I don't get star-struck very easily. During the last 40-plus years, I've interviewed presidential candidates such as George W. Bush and Hillary Clinton along with famous athletes such as Muhammad Ali and Arnold Palmer.
There were high profile coaches, including Lou Holtz, as well as entertainment celebrities the likes of Jennifer Anniston and Tom Berenger.
In those moments, you aim for professionalism and hopefully, a question or two they haven't already heard a million other times. Do they have egos? Of course, virtually every interview they do requires the constant use of the personal pronoun "I" or "me."
This brings me to the only time I've ever felt humbled in the presence of a celebrity. Two years ago, on a Friday morning at Marion Square, the Birds of Prey Center was putting on an exhibition for the first day of the Southeastern Wildlife Expo.
While talking to a handler who was caring for an eagle, I felt so unworthy to be in this magnificent bird's presence.
There was a certain regal attitude that exuded such confidence, yet this eagle seemed to also know that he owed his very existence to the people at the Birds of Prey Center in Awendaw.
The purpose of the center is to provide medical care to injured birds of prey and shorebirds. Jim Elliott is the executive director and founder. The center treats more than 500 birds a year and most are released back to their natural habitat.
The mission of the center has spread its wings since opening in 1991. School children and adults are welcome to experience educational programs.
Its medical clinic is the first-line responder for any oiled birds found on the South Atlantic coast.
On any given week, the center will be home to hawks, falcons, eagles, vultures, kites and owls. Yes, even the ugly vulture is welcome there. Though not as handsome or effortless in flight, a vulture still performs a valuable service.
Elliott's passion for his job started as a young boy growing up on James Island. His father always encouraged him to play outside. Elliott remembers creating his own bird list at the age of 7.

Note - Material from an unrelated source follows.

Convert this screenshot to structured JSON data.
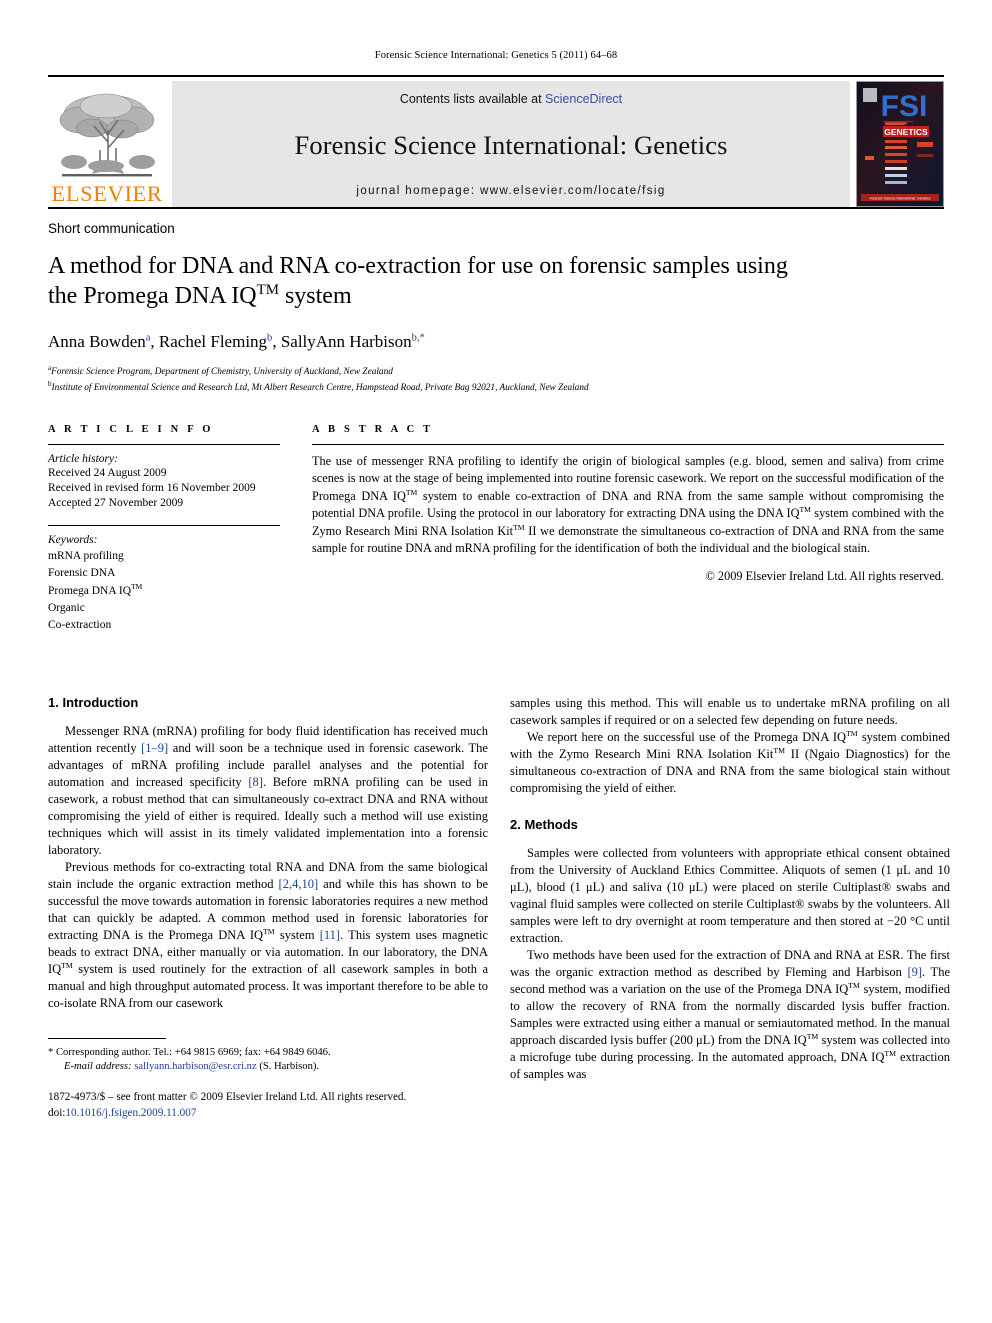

Much of his adult life was spent in commercial real estate, but he never quit watching the birds. When he realized there was no facility to treat these creatures' injuries, his life's purpose reached its ultimate wing span.
Later this morning, these birds will once again show their prowess during an entertaining, yet educational display at Marion Square.
From various perches, they'll swoop down to retrieve chunks of meat from their handlers.
The kites and falcons will show off their speed. The hawks are rightfully proud of their eyesight and hunting skills.
The eagle, well, he really doesn't have to do anything, does he? He's an eagle for goodness sakes. He's a national symbol of freedom, his picture's on our money.
If you do see one in flight, it's a moment you won't forget. If you see one even closer, you, too, may be humbled and even more thankful that there are folks who live in our community that nurse these creatures back to health and return them to nature for all of us to appreciate.
There's nothing shallow or fake about these birds of prey. They're real celebrities and worthy of our attention.
Reach Warren Peper at email@example.com.
Notice about comments:
The Post and Courier is pleased to offer readers the enhanced ability to comment on stories. Some of the comments may be reprinted elsewhere in the site or in the newspaper. We ask that you refrain from profanity, hate speech, personal comments and remarks that are off point.